Thursday, September 30, 2010

Commission River 2.0

On September 1, 2010, Adam Edwards and I signed the documents that consummated our buy-out of Commission River from BayHill Capital. This would mark the first time since September 1999 that Commission River (know by the name of Cognigen at the time), has been a private entity. During the 11 years that Cognigen was a public company, the stock enjoyed 8 months of incredible success, followed by 10+ years of constant decline as the bottom fell out of the switched long distance market, and consequently, Cognigen's revenues.

As the boat was slowly leaking, many attempts were made by those in control of the company to save it. In 2002 Cognigen entered into an agreement with InTandem (made up of former switched long distance industry veterans) to convert Cognigen from a sales agency into a full-blown FCC-licensed long distance carrier. The move cost shareholders $500,000 on what was a very expensive change in accounting. It allowed Cognigen, who still brought in the same amount of customers on average, to count their customer's entire bill as revenue, as opposed to just the commissionable amount. The results were almost immediate - top line revenue increased almost overnight. But the net margin actually decreased, since it was very expensive to support, bill, and manage customers direct. When I asked a senior company official "what is more valuable? $10 in net margin on $15 in revenue, or $1 in net margin on $100 in revenue?", the answer was "$1 in net with $100 in top line - it makes it look better for investors."

But the investors didn't come.
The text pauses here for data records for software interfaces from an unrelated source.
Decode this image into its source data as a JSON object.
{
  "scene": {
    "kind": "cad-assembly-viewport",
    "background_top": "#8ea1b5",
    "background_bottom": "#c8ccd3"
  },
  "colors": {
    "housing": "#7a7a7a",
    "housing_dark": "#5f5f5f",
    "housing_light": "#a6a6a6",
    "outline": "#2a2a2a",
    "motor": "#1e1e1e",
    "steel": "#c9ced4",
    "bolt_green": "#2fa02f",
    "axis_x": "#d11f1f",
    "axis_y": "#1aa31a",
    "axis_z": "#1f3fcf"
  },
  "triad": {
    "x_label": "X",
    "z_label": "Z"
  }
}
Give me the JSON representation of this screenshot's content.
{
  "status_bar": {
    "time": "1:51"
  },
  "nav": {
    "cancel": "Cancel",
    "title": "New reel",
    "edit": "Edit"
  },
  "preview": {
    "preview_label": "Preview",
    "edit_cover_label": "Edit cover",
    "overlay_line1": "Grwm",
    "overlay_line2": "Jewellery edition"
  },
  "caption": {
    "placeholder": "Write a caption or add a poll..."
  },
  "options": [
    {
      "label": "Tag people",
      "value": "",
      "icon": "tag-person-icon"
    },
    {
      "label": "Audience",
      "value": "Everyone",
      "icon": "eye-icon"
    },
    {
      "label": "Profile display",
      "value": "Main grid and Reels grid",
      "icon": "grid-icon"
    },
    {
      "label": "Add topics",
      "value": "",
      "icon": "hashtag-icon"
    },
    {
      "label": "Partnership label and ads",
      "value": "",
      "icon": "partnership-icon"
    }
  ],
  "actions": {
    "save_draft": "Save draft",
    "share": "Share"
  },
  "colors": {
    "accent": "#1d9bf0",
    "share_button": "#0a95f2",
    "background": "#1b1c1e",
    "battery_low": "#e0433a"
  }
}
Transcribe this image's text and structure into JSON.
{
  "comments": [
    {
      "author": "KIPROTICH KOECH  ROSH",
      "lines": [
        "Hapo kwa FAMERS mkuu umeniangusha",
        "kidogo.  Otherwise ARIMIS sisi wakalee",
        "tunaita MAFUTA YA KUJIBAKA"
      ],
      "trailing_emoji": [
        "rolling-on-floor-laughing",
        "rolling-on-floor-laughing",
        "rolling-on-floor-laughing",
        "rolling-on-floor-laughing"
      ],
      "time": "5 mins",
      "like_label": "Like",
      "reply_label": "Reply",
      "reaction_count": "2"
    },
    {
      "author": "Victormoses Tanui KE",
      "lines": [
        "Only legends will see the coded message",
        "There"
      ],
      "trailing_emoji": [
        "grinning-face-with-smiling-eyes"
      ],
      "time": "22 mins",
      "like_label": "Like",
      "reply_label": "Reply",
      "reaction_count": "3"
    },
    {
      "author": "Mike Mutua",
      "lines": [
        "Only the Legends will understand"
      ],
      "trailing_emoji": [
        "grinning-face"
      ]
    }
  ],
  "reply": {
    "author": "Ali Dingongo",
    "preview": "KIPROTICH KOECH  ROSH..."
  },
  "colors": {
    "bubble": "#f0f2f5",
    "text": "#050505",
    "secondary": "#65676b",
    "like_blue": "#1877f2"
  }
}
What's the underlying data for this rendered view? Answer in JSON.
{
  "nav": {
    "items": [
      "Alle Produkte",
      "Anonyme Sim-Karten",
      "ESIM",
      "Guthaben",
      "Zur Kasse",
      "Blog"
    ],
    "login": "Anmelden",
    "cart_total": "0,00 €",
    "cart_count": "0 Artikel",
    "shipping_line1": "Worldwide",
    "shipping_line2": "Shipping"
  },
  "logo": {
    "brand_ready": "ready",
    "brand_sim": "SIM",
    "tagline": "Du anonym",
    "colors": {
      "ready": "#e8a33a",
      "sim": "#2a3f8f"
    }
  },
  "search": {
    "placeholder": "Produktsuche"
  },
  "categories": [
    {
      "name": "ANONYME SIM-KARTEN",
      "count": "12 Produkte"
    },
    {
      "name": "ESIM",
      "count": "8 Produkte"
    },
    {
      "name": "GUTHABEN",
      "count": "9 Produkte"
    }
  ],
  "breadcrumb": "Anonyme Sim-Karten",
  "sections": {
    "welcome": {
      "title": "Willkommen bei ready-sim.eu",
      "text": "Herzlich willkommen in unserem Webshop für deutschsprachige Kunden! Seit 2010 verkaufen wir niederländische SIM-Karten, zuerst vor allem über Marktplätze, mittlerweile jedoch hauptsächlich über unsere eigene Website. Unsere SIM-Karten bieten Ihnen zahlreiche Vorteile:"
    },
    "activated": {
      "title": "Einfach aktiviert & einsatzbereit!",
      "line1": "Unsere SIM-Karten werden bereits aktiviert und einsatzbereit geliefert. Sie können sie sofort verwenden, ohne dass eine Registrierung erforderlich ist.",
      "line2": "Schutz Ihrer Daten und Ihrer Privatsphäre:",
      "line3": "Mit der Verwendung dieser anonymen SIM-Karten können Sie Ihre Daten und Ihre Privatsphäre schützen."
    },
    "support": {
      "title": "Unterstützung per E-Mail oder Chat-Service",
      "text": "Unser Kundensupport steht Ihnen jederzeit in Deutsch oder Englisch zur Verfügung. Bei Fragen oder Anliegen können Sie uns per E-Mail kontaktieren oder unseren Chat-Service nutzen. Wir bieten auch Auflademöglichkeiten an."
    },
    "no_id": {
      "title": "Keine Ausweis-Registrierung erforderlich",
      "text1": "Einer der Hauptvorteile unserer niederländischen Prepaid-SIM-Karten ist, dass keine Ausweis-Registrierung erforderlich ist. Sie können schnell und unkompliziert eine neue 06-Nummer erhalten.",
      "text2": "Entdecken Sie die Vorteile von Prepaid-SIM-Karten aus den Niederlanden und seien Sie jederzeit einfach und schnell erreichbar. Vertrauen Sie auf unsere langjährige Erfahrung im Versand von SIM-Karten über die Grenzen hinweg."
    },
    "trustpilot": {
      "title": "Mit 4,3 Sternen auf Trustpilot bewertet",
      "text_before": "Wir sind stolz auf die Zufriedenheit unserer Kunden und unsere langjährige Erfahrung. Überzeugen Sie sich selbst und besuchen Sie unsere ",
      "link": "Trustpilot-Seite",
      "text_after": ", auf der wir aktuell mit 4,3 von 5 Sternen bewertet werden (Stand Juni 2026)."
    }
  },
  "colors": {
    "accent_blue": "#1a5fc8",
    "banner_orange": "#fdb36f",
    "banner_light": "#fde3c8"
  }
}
Later, the company borrowed and spent another $300,000 trying to create a product that QSR (Quick Serve Retail) businesses could buy directly from them. The company created a business unit called CBSI (Cognigen Business Services Inc.) and created a product that included bundled internet, phone, and security that was to be sold to all of the Subway sandwich franchises in the country. In reality, they sold a few dozen accounts, after paying out hundreds of thousands of dollars on payroll, office space, and product development. To make matters worse, the $300,000 in debt was done with two banks that insisted they become secure creditors.

Still, the investors didn't come.

Lastly, faced with bankruptcy, Cognigen capitulated and was taken over by BayHill Capital - whose primary interest was the public entity - and Adam and I were brought in to "right the ship" of the affiliate marketing program. For the past three years we've been revamping the program, updating the code from perl, restructuring our advertiser roster, and drastically cutting costs through things like automation and free office space (thank you Telarus).

In the past three years, the huge book of residual that we receive declined slowly as the large group of switched long distance customers found VOIP, unlimited LD on their cellular phones, or both. Some vendors, like Unitel, completely stopped paying (and been subsequently sued), making matters worse. Over time, even though we've been blowing it out of the water on the commercial side (thanks again to Telarus), cellular phones, and residential broadband, we were barely able to backfill the loss of switched LD. This whole time BayHill needed money to pay accountants, attorneys, and other necessary professionals that are required to keep the SEC happy. Having a public company in good standing was a prerequisite to merging in to a suitor looking to go public (BayHill's main goal). Months passed. Years passed. No mergers.

Eventually, both BayHill and CR management realized that, in order for both to survive, a management buyout had to take place. BayHill would be able to clean off nearly all of their debt from the balance sheet, set up a nice receivable for the purchase price, and they would still be public - albeit without operations. CR management would be able to run the now-private affiliate marketing company with a long-term focus.

With the ink on the paper dry, Adam (the president of CR) and I have put our heads together to figure out how to take advantage of our new company, given our strengths:

1. We know how to generate telecom leads
2. We know some of the best large telecom agents in the country
3. We have a great engine for tracking sales and paying commission
4. We need to generate a LOT of money for our affiliates in a short period of time

With these four factors in mind, an obvious solution came to mind: create a marketplace where our affiliates can sell leads to Telarus' large agents. Not to be a copy of BuyerZone or 360Communications - but to raise the bar and earn more people, more money, with better leads. Miraculously, we found a domain that fit our business description and quickly snatched it up:


Just some quick numbers to consider:

- I know we can easily generate 100 scrubbed data T1 leads per day
- The lead generator will earn around $20 per lead, each and every time
- In the course of a month, we'll pay out $60,000 in commission, just for this one type of lead.
- The margin that CR will make will be anywhere from $60,000 to $150,000, depending on how many service providers our customers want to be contact by.

Add on telephone equipment, MPLS, fiber, and other high-ticket items, and CR could net $1M/month in a very short period of time. More importantly, our affiliates would also pocket in the neighborhood of $1M/month, making for some very happy and excited folks!

Which is why this post is entitled .... Commission River 2.0. The river has run its course and begun a new path to the ocean of success. To say I'm excited would be an understatement. We'll see you all at the top!